Marissa Cooper, the beautiful and damaged daughter of a screwy, wealthy family on The O.C., was always something of a tragic figure. The character, played by Mischa Barton, often battled demons of both the personal and ex-boyfriend variety. Still, viewers were shocked when the character died in a fiery car crash at the end of the show’s third season. Now, 15 years later, Barton is finally revealing what led to her exit.
In a lengthy interview with E!, Barton revealed when and why the conversations about her leaving The O.C. started. “It’s a bit complicated,” she said. “It started pretty early on because it had a lot to do with them adding Rachel [Bilson] in last minute as, after the first season, a series regular and evening out everybody’s pay—and sort of general bullying from some of the men on set that kind of felt really shitty. But, you know, I also loved the show and had to build up my own walls and ways of getting around dealing with that and the fame that was thrust specifically at me. Just dealing with, like, the amount of invasion I was having in my personal life, I just felt very unprotected, I guess, is the best way to put it.

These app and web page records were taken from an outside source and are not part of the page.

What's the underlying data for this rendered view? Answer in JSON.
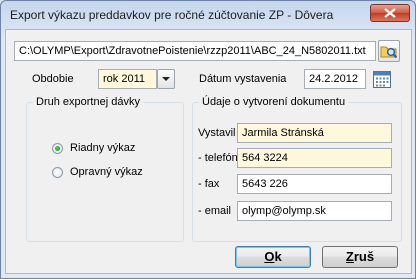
{
  "window": {
    "title": "Export výkazu preddavkov pre ročné zúčtovanie ZP - Dôvera"
  },
  "file_path": "C:\\OLYMP\\Export\\ZdravotnePoistenie\\rzzp2011\\ABC_24_N5802011.txt",
  "obdobie": {
    "label": "Obdobie",
    "value": "rok 2011"
  },
  "datum": {
    "label": "Dátum vystavenia",
    "value": "24.2.2012"
  },
  "druh": {
    "title": "Druh exportnej dávky",
    "options": [
      {
        "label": "Riadny výkaz",
        "checked": true
      },
      {
        "label": "Opravný výkaz",
        "checked": false
      }
    ]
  },
  "udaje": {
    "title": "Údaje o vytvorení dokumentu",
    "vystavil": {
      "label": "Vystavil",
      "value": "Jarmila Stránská"
    },
    "telefon": {
      "label": "- telefón",
      "value": "564 3224"
    },
    "fax": {
      "label": "- fax",
      "value": "5643 226"
    },
    "email": {
      "label": "- email",
      "value": "olymp@olymp.sk"
    }
  },
  "buttons": {
    "ok_prefix": "O",
    "ok_rest": "k",
    "cancel_prefix": "Z",
    "cancel_rest": "ruš"
  },
  "icons": {
    "browse": "folder-search-icon",
    "calendar": "calendar-icon",
    "dropdown": "chevron-down-icon",
    "close": "close-icon"
  }
}
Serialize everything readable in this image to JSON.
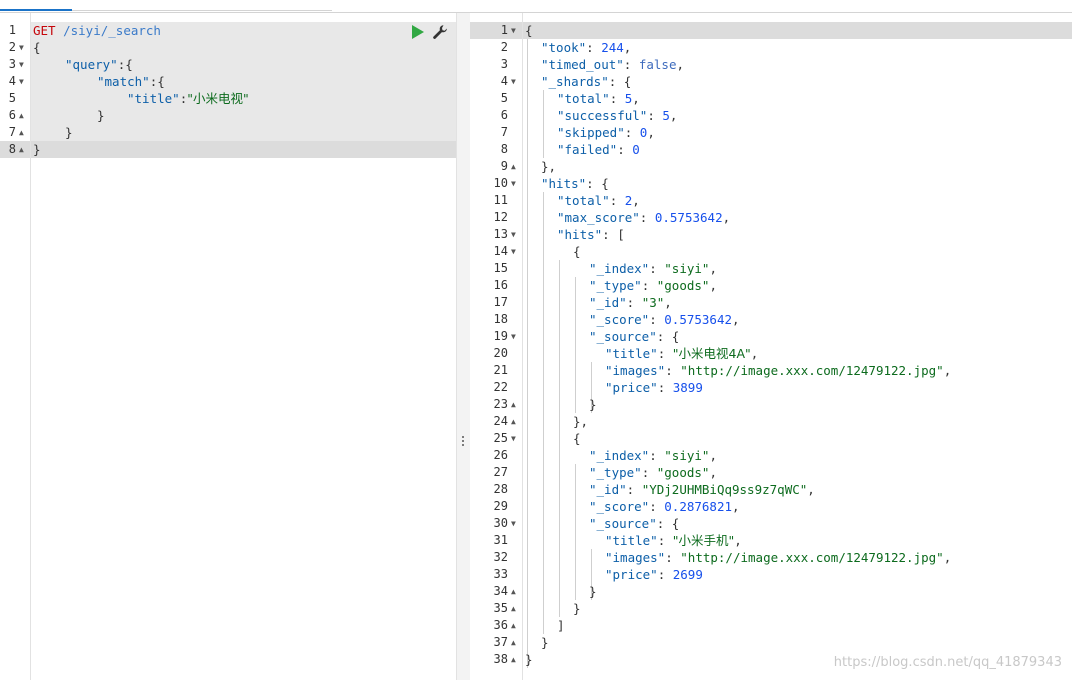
{
  "request": {
    "method": "GET",
    "path": "/siyi/_search",
    "line_numbers": [
      "1",
      "2",
      "3",
      "4",
      "5",
      "6",
      "7",
      "8"
    ],
    "tokens": {
      "open_brace": "{",
      "query_key": "\"query\"",
      "match_key": "\"match\"",
      "title_key": "\"title\"",
      "title_value": "\"小米电视\"",
      "colon_brace": ":{",
      "colon": ":",
      "close_brace": "}"
    }
  },
  "response": {
    "line_numbers": [
      "1",
      "2",
      "3",
      "4",
      "5",
      "6",
      "7",
      "8",
      "9",
      "10",
      "11",
      "12",
      "13",
      "14",
      "15",
      "16",
      "17",
      "18",
      "19",
      "20",
      "21",
      "22",
      "23",
      "24",
      "25",
      "26",
      "27",
      "28",
      "29",
      "30",
      "31",
      "32",
      "33",
      "34",
      "35",
      "36",
      "37",
      "38"
    ],
    "took": "244",
    "timed_out": "false",
    "shards": {
      "total": "5",
      "successful": "5",
      "skipped": "0",
      "failed": "0"
    },
    "hits": {
      "total": "2",
      "max_score": "0.5753642",
      "items": [
        {
          "index": "\"siyi\"",
          "type": "\"goods\"",
          "id": "\"3\"",
          "score": "0.5753642",
          "source": {
            "title": "\"小米电视4A\"",
            "images": "\"http://image.xxx.com/12479122.jpg\"",
            "price": "3899"
          }
        },
        {
          "index": "\"siyi\"",
          "type": "\"goods\"",
          "id": "\"YDj2UHMBiQq9ss9z7qWC\"",
          "score": "0.2876821",
          "source": {
            "title": "\"小米手机\"",
            "images": "\"http://image.xxx.com/12479122.jpg\"",
            "price": "2699"
          }
        }
      ]
    },
    "keys": {
      "took": "\"took\"",
      "timed_out": "\"timed_out\"",
      "shards": "\"_shards\"",
      "total": "\"total\"",
      "successful": "\"successful\"",
      "skipped": "\"skipped\"",
      "failed": "\"failed\"",
      "hits": "\"hits\"",
      "max_score": "\"max_score\"",
      "index": "\"_index\"",
      "type": "\"_type\"",
      "id": "\"_id\"",
      "score": "\"_score\"",
      "source": "\"_source\"",
      "title": "\"title\"",
      "images": "\"images\"",
      "price": "\"price\""
    }
  },
  "icons": {
    "run": "play-icon",
    "settings": "wrench-icon",
    "splitter": "vertical-dots-icon"
  },
  "colors": {
    "run": "#31a843",
    "method": "#c5060b",
    "url": "#3a7ac9"
  },
  "watermark": "https://blog.csdn.net/qq_41879343"
}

“I was working so hard, the longest hours probably out of all the characters,” she continued. “It wasn’t an easy character for me to play because it wasn’t me, which is why I think people liked it or thought Marissa was funny and latched on to her. They felt like this is entertaining because she’s all over the place and who is this girl? It’s like because this New York girl was trying to play this ditzy L.A. rich kid.”
Things only became more difficult. Barton said things started to go awry halfway through season two, “when we started doubling up on episodes and shooting [became] so much harder, and, again, a lot of that was too much for me,” she said. “I didn’t know where the character was going. I look back on it pretty fondly, but there’s stuff I think people did wrong and the way they handled it. So I just didn’t feel I could keep going.”
She continued, “This has been said before, but they kind of gave me an option. The producers were like, ‘Well, do you want your job and to sail off into the sunset and potentially you can come back in the future in some bizarre TV scenario or we can kill your character off and you can go on with your career that you want and what you want to do?’ I was getting offers from big films at the time and having to turn them down. I had always been supporting in The Sixth Sense and any of those things. My dream was to be offered those lead roles, so that’s what happened. It just felt like it was the best thing for me and my health and just in terms of not really feeling protected by my cast and crew at that point.”
Barton didn’t explain exactly what the issues had been but did say of leaving the show, “There had also been some things that weren’t so cool and I would be lying to say I wasn’t a little bit relieved that I was going to extricate myself from that situation.”
Barton also said, “There were people on that set that were very mean to me. It wasn’t, like, the most ideal environment for a young, sensitive girl who’s also been thrust into stardom to have to put up with.”
Funnily enough, Marissa’s death scene, which she called “tragic” and “poetic,” ended up being one of the most iconic of her career. Barton said, “It’s memorable, and it’s not just another flash in the pan. People still come up to me to this day and they’re like, ‘I remember where I was when your character died!’”